Patients who may be eligible for Hospital at Home include those with illnesses such as community-acquired pneumonia, congestive heart failure, chronic obstructive pulmonary disease, cellulitis, volume depletions/dehydration, urinary tract infection/urosepsis, deep venous thrombosis, and pulmonary embolism. About 30% of patients who have these targeted medical conditions qualify for Hospital at Home.
Factors that would rule out a patient for Hospital at Home include pulmonary congestion associated with ischemic chest pain; the presence of an acute coexisting illness requiring hospitalization independent of the target conditions; and significant pulmonary congestion after initial treatment.
Additionally, patients must enter a Hospital at Home program from either an emergency department (ED) or an inpatient hospital setting, according to CMS.
Johns Hopkins found that the program led to lower rates of mortality, reduced usage of delirium sedative medications and restraints, better patient and family satisfaction, reduced caregiver stress, and cost savings of 19% to 30% compared to traditional inpatient care.
Leadership at IU Health, a leading academic health system, said that implementation of Hospital at Home resulted in a 50% reduction in readmissions for patients in the program. Since unnecessary hospitalizations were averted, Hospital at Home paid for itself with just 1 or 2 patients in the program.
Care team challenges
A meta-synthesis of studies that examined patients’ and providers’ attitudes towards Hospital at Home programs found an overall favorable view of these programs, but also some challenges.

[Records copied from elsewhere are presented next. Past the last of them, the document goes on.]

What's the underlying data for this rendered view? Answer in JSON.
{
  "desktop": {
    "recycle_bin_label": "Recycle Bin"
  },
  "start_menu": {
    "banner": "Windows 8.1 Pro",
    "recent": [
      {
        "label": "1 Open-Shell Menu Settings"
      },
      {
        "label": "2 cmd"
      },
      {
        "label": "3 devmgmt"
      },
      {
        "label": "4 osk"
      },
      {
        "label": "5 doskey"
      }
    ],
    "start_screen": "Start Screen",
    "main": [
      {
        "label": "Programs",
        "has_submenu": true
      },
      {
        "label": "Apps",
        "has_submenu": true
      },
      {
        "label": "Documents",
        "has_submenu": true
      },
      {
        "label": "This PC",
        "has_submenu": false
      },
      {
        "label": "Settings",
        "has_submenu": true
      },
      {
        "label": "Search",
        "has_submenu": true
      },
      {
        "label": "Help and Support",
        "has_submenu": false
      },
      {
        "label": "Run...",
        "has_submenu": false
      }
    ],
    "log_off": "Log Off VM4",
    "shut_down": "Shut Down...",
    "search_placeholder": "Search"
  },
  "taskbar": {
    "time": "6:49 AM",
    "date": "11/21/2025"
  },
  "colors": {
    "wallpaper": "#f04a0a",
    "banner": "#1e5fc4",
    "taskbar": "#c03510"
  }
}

Shortcomings in EHR integration with Hospital at Home was a frequent challenge, resulting in difficulties sharing data between different care teams that needed to collaborate for a successful program. And due to miscommunication within these interdisciplinary teams, there was evidence of frustration from clinicians.
Other programs found that remote monitoring could be disruptive to patients’ daily lives, accompanied by technical issues with telehealth consultations.

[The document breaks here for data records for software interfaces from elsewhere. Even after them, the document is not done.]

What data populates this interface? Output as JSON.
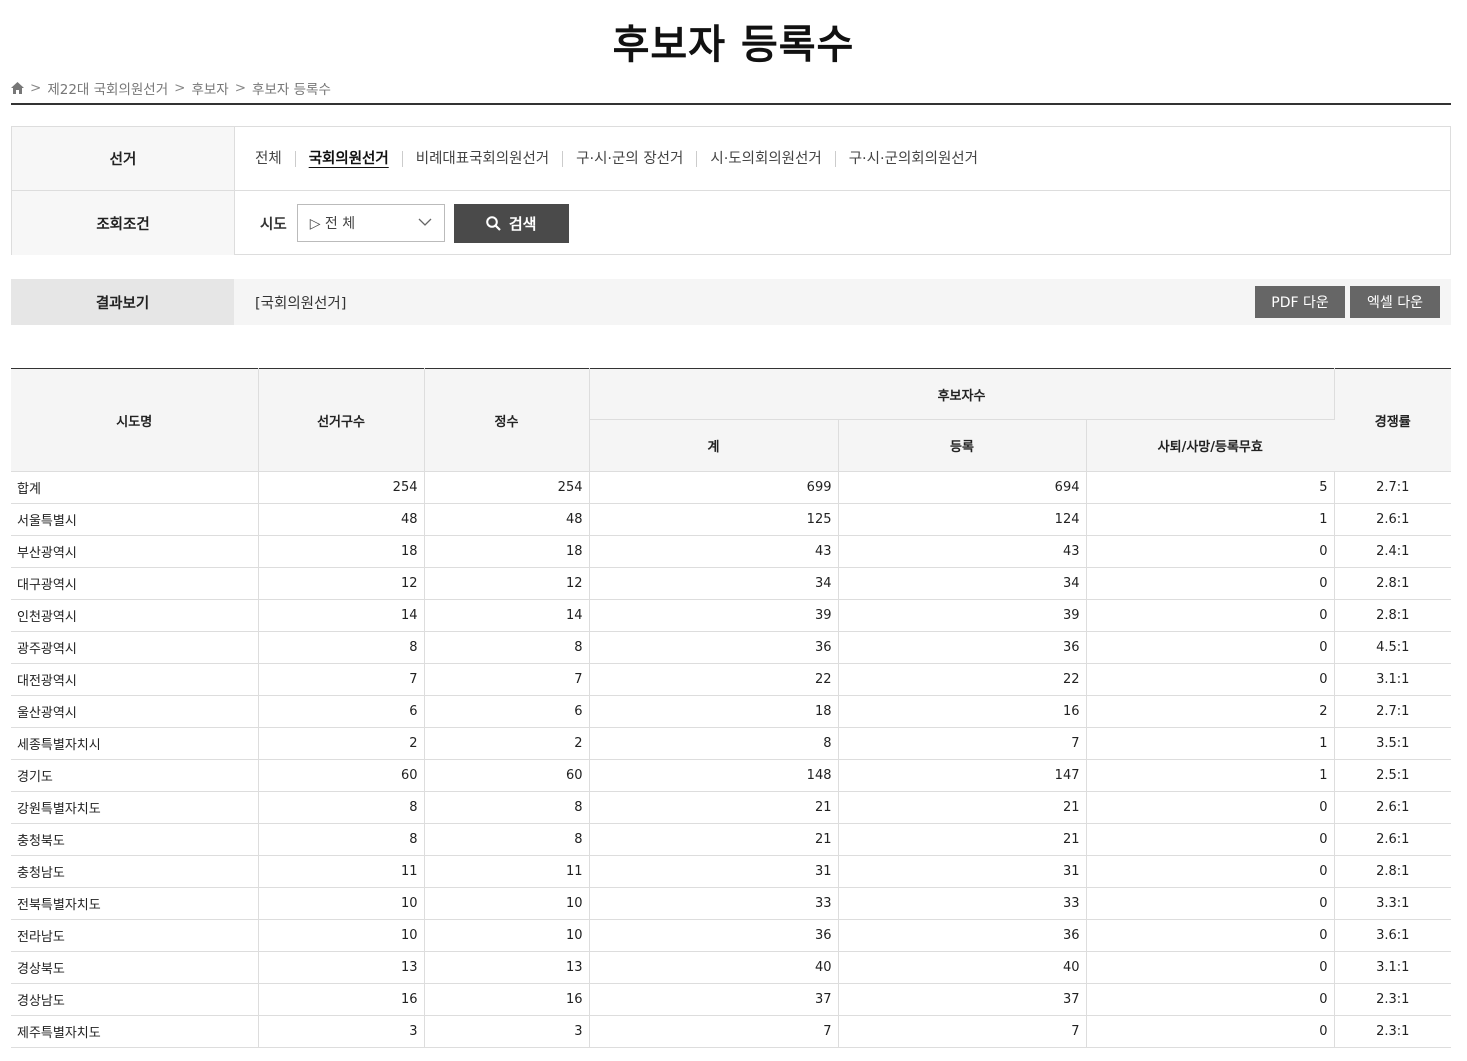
{
  "page_title": "후보자 등록수",
  "breadcrumb": [
    "제22대 국회의원선거",
    "후보자",
    "후보자 등록수"
  ],
  "filter": {
    "election_label": "선거",
    "election_tabs": [
      {
        "label": "전체",
        "active": false
      },
      {
        "label": "국회의원선거",
        "active": true
      },
      {
        "label": "비례대표국회의원선거",
        "active": false
      },
      {
        "label": "구·시·군의 장선거",
        "active": false
      },
      {
        "label": "시·도의회의원선거",
        "active": false
      },
      {
        "label": "구·시·군의회의원선거",
        "active": false
      }
    ],
    "condition_label": "조회조건",
    "sido_label": "시도",
    "sido_value": "▷ 전 체",
    "search_label": "검색"
  },
  "result": {
    "label": "결과보기",
    "text": "[국회의원선거]",
    "pdf_label": "PDF 다운",
    "excel_label": "엑셀 다운"
  },
  "table": {
    "headers": {
      "sido": "시도명",
      "districts": "선거구수",
      "seats": "정수",
      "candidates": "후보자수",
      "total": "계",
      "registered": "등록",
      "withdrawn": "사퇴/사망/등록무효",
      "ratio": "경쟁률"
    },
    "rows": [
      [
        "합계",
        "254",
        "254",
        "699",
        "694",
        "5",
        "2.7:1"
      ],
      [
        "서울특별시",
        "48",
        "48",
        "125",
        "124",
        "1",
        "2.6:1"
      ],
      [
        "부산광역시",
        "18",
        "18",
        "43",
        "43",
        "0",
        "2.4:1"
      ],
      [
        "대구광역시",
        "12",
        "12",
        "34",
        "34",
        "0",
        "2.8:1"
      ],
      [
        "인천광역시",
        "14",
        "14",
        "39",
        "39",
        "0",
        "2.8:1"
      ],
      [
        "광주광역시",
        "8",
        "8",
        "36",
        "36",
        "0",
        "4.5:1"
      ],
      [
        "대전광역시",
        "7",
        "7",
        "22",
        "22",
        "0",
        "3.1:1"
      ],
      [
        "울산광역시",
        "6",
        "6",
        "18",
        "16",
        "2",
        "2.7:1"
      ],
      [
        "세종특별자치시",
        "2",
        "2",
        "8",
        "7",
        "1",
        "3.5:1"
      ],
      [
        "경기도",
        "60",
        "60",
        "148",
        "147",
        "1",
        "2.5:1"
      ],
      [
        "강원특별자치도",
        "8",
        "8",
        "21",
        "21",
        "0",
        "2.6:1"
      ],
      [
        "충청북도",
        "8",
        "8",
        "21",
        "21",
        "0",
        "2.6:1"
      ],
      [
        "충청남도",
        "11",
        "11",
        "31",
        "31",
        "0",
        "2.8:1"
      ],
      [
        "전북특별자치도",
        "10",
        "10",
        "33",
        "33",
        "0",
        "3.3:1"
      ],
      [
        "전라남도",
        "10",
        "10",
        "36",
        "36",
        "0",
        "3.6:1"
      ],
      [
        "경상북도",
        "13",
        "13",
        "40",
        "40",
        "0",
        "3.1:1"
      ],
      [
        "경상남도",
        "16",
        "16",
        "37",
        "37",
        "0",
        "2.3:1"
      ],
      [
        "제주특별자치도",
        "3",
        "3",
        "7",
        "7",
        "0",
        "2.3:1"
      ]
    ]
  }
}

How Diagnotes makes Hospital at Home a success
Diagnotes is a HIPAA-secure messaging platform that provides seamless clinical collaboration in real time for Hospital at Home care teams. From the moment a patient is admitted to Hospital at Home, Diagnotes provides a virtual workspace where team members participating in the patient’s care can exchange information in real time and develop a plan of care.
Diagnotes brings together everyone who cares for the patient, from nurses who remotely monitor the patient at home 24/7, to those doing in-home visits and remote assessments.
Clinicians review Diagnotes
Clinicians have praised Diagnotes, stating that the virtual rooms and real time communication significantly contribute to the success of Hospital at Home.
“I enter an order and all of a sudden someone responds…no back and forth phone calls,” one clinician said.
Another clinician noted that “Before Diagnotes, whoever held or answered the pager, held the vital information…now it is shared information.”
“Now with Diagnotes, 7 to 8 nurses get on one report in the virtual room,” a nurse practitioner said.